My son is at the very end of RS2 level c. He really enjoys Right Start, but he has trouble completing the written warm up practice problems. He can do the work but it takes him forever because he gets distracted (he has adhd). I tried set a timer for 10 minutes and giving him a reward for finishing the warm up before the timer goes off, but this only worked for a little while. Now he is back to taking forever. Could we just skip the written warm up?

Re: warm up RS2 level C

Never mind... I think I just have to sit with him to keep him on task, which worked the last couple of times he did the warm up.

Re: warm up RS2 level C

Hi, Pam.

I, too, have a son with ADHD. Sitting and writing answers on the timed sheets was very 'painful' for him! ;-) I did a variety of things to help get them done and keep him 'engaged' in the worksheet.

One thing I did was to have him complete a line and then do 10 jumping jacks or run around the room 10 times. This gave him a 'reward' for completing a line.

Another thing I did was to do the equations verbally. My son has dyslexia as well, so not only was it painful to sit still, but he also had to 'focus' really hard on how to write the numbers correctly (not backwards and reversed). So, we would do our math worksheets like a relay race. He would run to me, I would give him an equation, he would answer it, then run back to the 'starting point'.

Do the equations on a white board using a variety of colors. I would write the equations down on the board and make sure he would answer the equations in many different colors. This gave him the variation and 'different' he needed to keep his mind focused.

Finally, find an unusual place to do the worksheet. This may or may not work for all kids as sometimes it provides more distraction....but I would tell my son that he was to do a worksheet today. He would groan. Then I would say, yeah...but today you will NOT do it at your desk, you will do it under the kitchen table (or on the deck). I would even through in 'tricky' things like, 'Yeah, but you have to do the worksheet while standing on one foot, etc.
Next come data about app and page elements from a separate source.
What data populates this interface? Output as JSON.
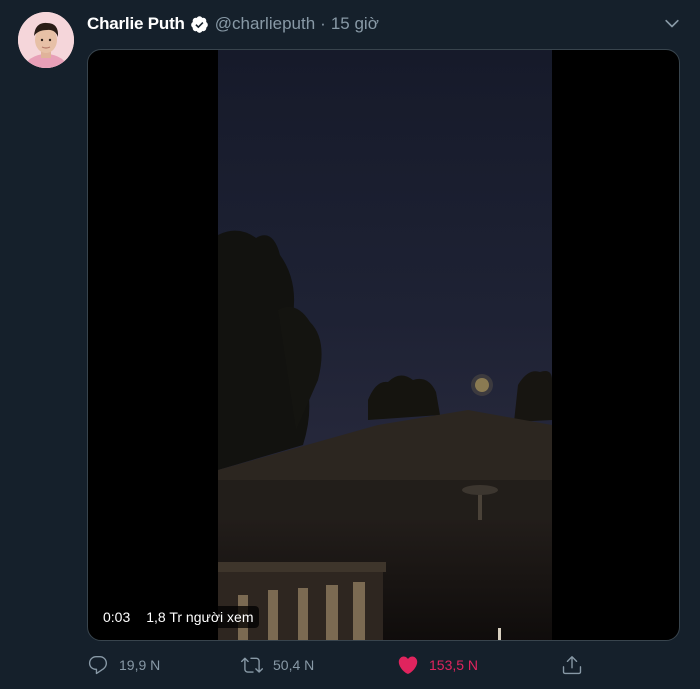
{
  "author": {
    "display_name": "Charlie Puth",
    "handle": "@charlieputh",
    "separator": "·",
    "time_ago": "15 giờ",
    "verified": true
  },
  "media": {
    "type": "video",
    "elapsed": "0:03",
    "views": "1,8 Tr người xem"
  },
  "actions": {
    "reply_count": "19,9 N",
    "retweet_count": "50,4 N",
    "like_count": "153,5 N",
    "liked": true
  },
  "colors": {
    "background": "#15202b",
    "secondary_text": "#8899a6",
    "verified": "#ffffff",
    "like": "#e0245e",
    "border": "#38444d"
  }
}
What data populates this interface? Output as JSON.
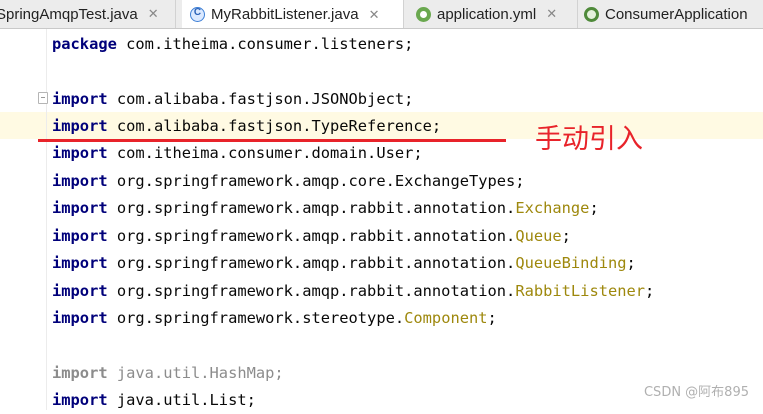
{
  "tabs": [
    {
      "label": "SpringAmqpTest.java",
      "icon": "java-class-icon"
    },
    {
      "label": "MyRabbitListener.java",
      "icon": "java-class-icon",
      "active": true
    },
    {
      "label": "application.yml",
      "icon": "yml-file-icon"
    },
    {
      "label": "ConsumerApplication",
      "icon": "spring-app-icon"
    }
  ],
  "close_symbol": "✕",
  "code": {
    "package": {
      "kw": "package",
      "text": " com.itheima.consumer.listeners;"
    },
    "imports": [
      {
        "kw": "import",
        "pre": " com.alibaba.fastjson.JSONObject;",
        "ann": "",
        "post": ""
      },
      {
        "kw": "import",
        "pre": " com.alibaba.fastjson.TypeReference;",
        "ann": "",
        "post": ""
      },
      {
        "kw": "import",
        "pre": " com.itheima.consumer.domain.User;",
        "ann": "",
        "post": ""
      },
      {
        "kw": "import",
        "pre": " org.springframework.amqp.core.ExchangeTypes;",
        "ann": "",
        "post": ""
      },
      {
        "kw": "import",
        "pre": " org.springframework.amqp.rabbit.annotation.",
        "ann": "Exchange",
        "post": ";"
      },
      {
        "kw": "import",
        "pre": " org.springframework.amqp.rabbit.annotation.",
        "ann": "Queue",
        "post": ";"
      },
      {
        "kw": "import",
        "pre": " org.springframework.amqp.rabbit.annotation.",
        "ann": "QueueBinding",
        "post": ";"
      },
      {
        "kw": "import",
        "pre": " org.springframework.amqp.rabbit.annotation.",
        "ann": "RabbitListener",
        "post": ";"
      },
      {
        "kw": "import",
        "pre": " org.springframework.stereotype.",
        "ann": "Component",
        "post": ";"
      }
    ],
    "unused_import": {
      "kw": "import",
      "text": " java.util.HashMap;"
    },
    "last_import": {
      "kw": "import",
      "text": " java.util.List;"
    }
  },
  "annotation_note": "手动引入",
  "watermark": "CSDN @阿布895",
  "colors": {
    "keyword": "#00007a",
    "annotation": "#9e880d",
    "unused": "#8c8c8c",
    "markup_red": "#e8232a",
    "highlight_row": "#fffae3"
  }
}
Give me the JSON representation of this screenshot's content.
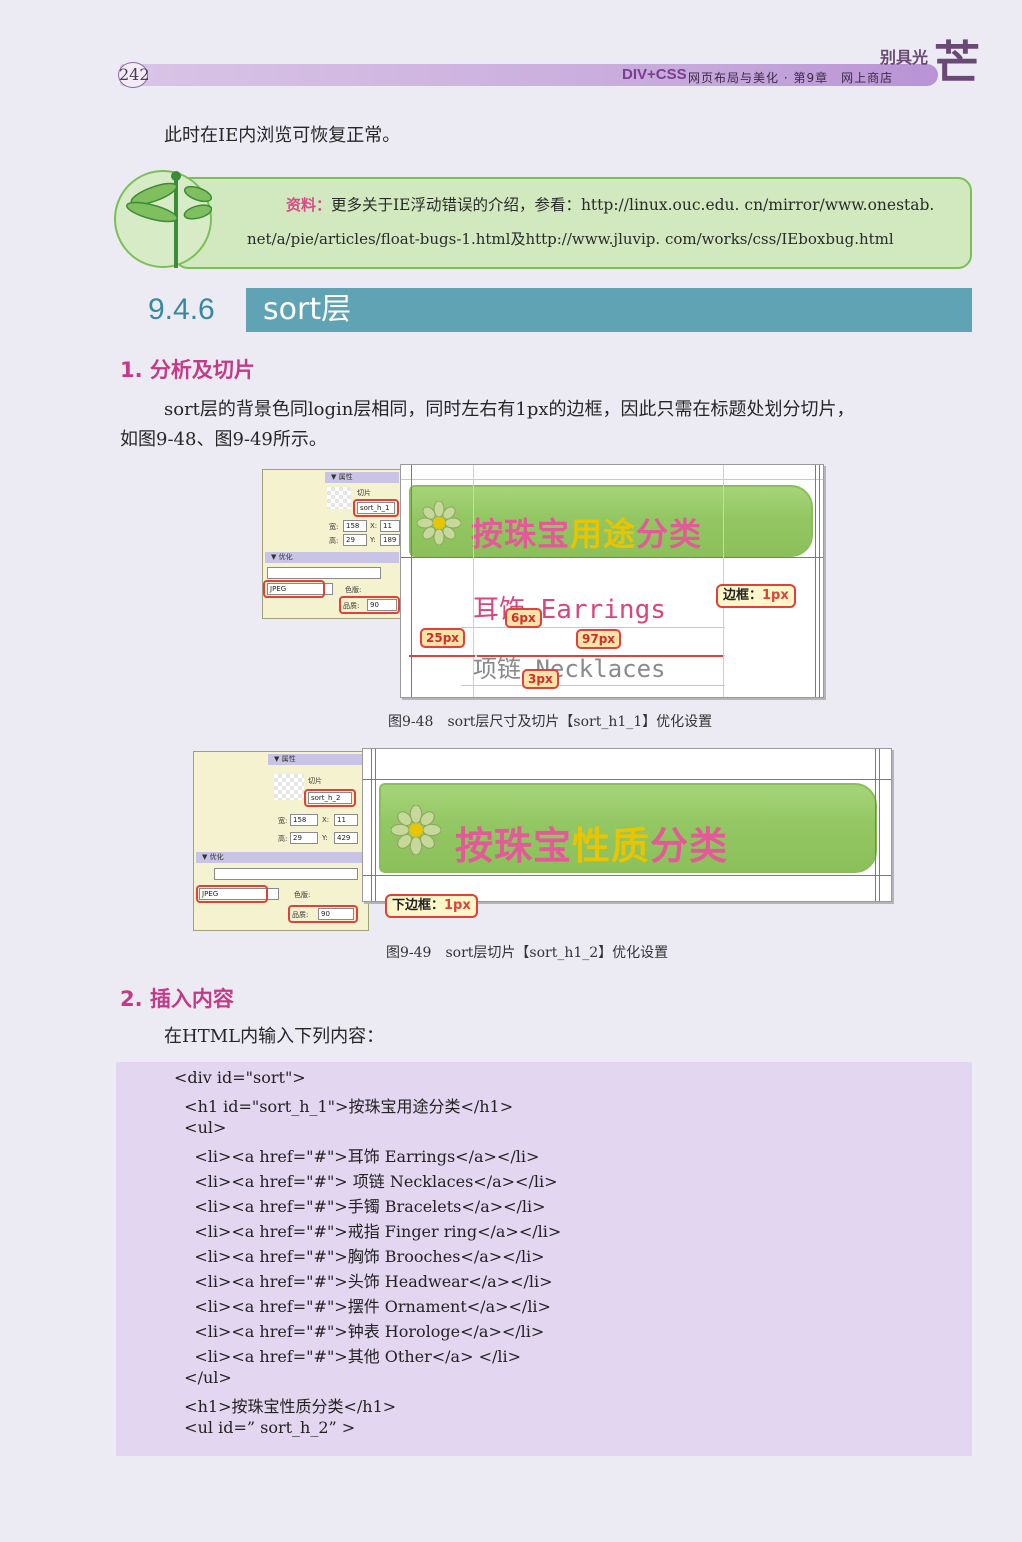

This provided a 'fun' element to the worksheet and helped get them done.

Let me know how it is going! Perhaps you have more ideas that would help me or someone else! ;-)

Have a great school year!